For one thing, detail information (like SQL, machine …) might be missing for one or several enqueues. Second, especially when TM locks are involved, it might be difficult to understand what’s really happened.
This is where knowledge about the application should help, and the current output generated by the parser is, in fact, intended to be used by developers who would match it to the application server logs.

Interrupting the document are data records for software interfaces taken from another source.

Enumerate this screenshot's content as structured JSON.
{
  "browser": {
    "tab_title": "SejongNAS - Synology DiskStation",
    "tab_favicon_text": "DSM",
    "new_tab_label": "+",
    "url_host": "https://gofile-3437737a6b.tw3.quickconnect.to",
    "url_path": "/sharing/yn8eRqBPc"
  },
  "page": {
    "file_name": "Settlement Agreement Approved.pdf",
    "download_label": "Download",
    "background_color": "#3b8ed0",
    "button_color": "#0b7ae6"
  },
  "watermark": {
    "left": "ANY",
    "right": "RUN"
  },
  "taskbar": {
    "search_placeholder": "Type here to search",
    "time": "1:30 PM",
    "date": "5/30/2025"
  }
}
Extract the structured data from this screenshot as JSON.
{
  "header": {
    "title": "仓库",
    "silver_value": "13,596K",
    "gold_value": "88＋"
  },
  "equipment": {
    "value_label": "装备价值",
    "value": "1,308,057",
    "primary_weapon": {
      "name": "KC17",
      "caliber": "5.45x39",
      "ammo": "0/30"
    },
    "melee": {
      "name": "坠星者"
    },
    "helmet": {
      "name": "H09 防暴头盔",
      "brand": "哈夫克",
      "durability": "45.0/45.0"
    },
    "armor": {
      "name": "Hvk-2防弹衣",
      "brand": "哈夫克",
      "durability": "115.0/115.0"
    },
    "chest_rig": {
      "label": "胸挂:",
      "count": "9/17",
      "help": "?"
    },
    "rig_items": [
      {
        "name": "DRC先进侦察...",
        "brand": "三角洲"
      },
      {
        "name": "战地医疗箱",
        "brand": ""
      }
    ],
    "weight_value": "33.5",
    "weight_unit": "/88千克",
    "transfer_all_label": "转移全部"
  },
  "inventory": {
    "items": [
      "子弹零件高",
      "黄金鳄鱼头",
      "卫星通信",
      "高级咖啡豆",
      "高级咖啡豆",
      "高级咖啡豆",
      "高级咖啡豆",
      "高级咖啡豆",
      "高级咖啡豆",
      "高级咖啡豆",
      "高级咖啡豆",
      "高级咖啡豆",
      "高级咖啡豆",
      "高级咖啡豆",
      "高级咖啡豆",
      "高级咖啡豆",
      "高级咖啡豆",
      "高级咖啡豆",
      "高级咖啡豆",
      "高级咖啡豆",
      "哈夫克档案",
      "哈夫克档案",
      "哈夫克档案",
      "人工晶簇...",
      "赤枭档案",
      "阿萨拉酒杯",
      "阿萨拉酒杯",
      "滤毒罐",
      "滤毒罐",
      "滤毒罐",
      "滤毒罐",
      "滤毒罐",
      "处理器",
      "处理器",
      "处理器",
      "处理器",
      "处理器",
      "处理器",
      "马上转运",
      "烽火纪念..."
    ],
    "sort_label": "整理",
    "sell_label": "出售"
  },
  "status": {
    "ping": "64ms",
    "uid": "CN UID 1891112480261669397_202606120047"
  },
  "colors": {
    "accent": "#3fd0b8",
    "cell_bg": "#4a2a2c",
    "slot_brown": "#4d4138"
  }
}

On the other hand, the parser could be extended to display information that is relevant to the DBA, or in fact produce different output dependent on command line flags. (Currently I am, for example, parsing the grant and convert queues, but not displaying that to the user.)

If anyone would like to try the parser, which is written in Haskell, the source is on GitHub (https://github.com/skeydan/deadlockparser/blob/master/src/Main.hs). I can also provide a compiled version – so you don’t need to be running Haskell, which most probably you aren’t 😉 – if you’re using 64-bit Linux.

For more information on deadlocks, I think the must-reads (as always, of course) are the “deadlock series” by Jonathan Lewis, especially the classic
that points out the importance of how the application handles the situation (so as a DBA, when you see all those deadlocks occurring, you might well ask the developers how the application handles the ORA-00060, instead of just leaning back knowing this does not cause a database problem … 😉 )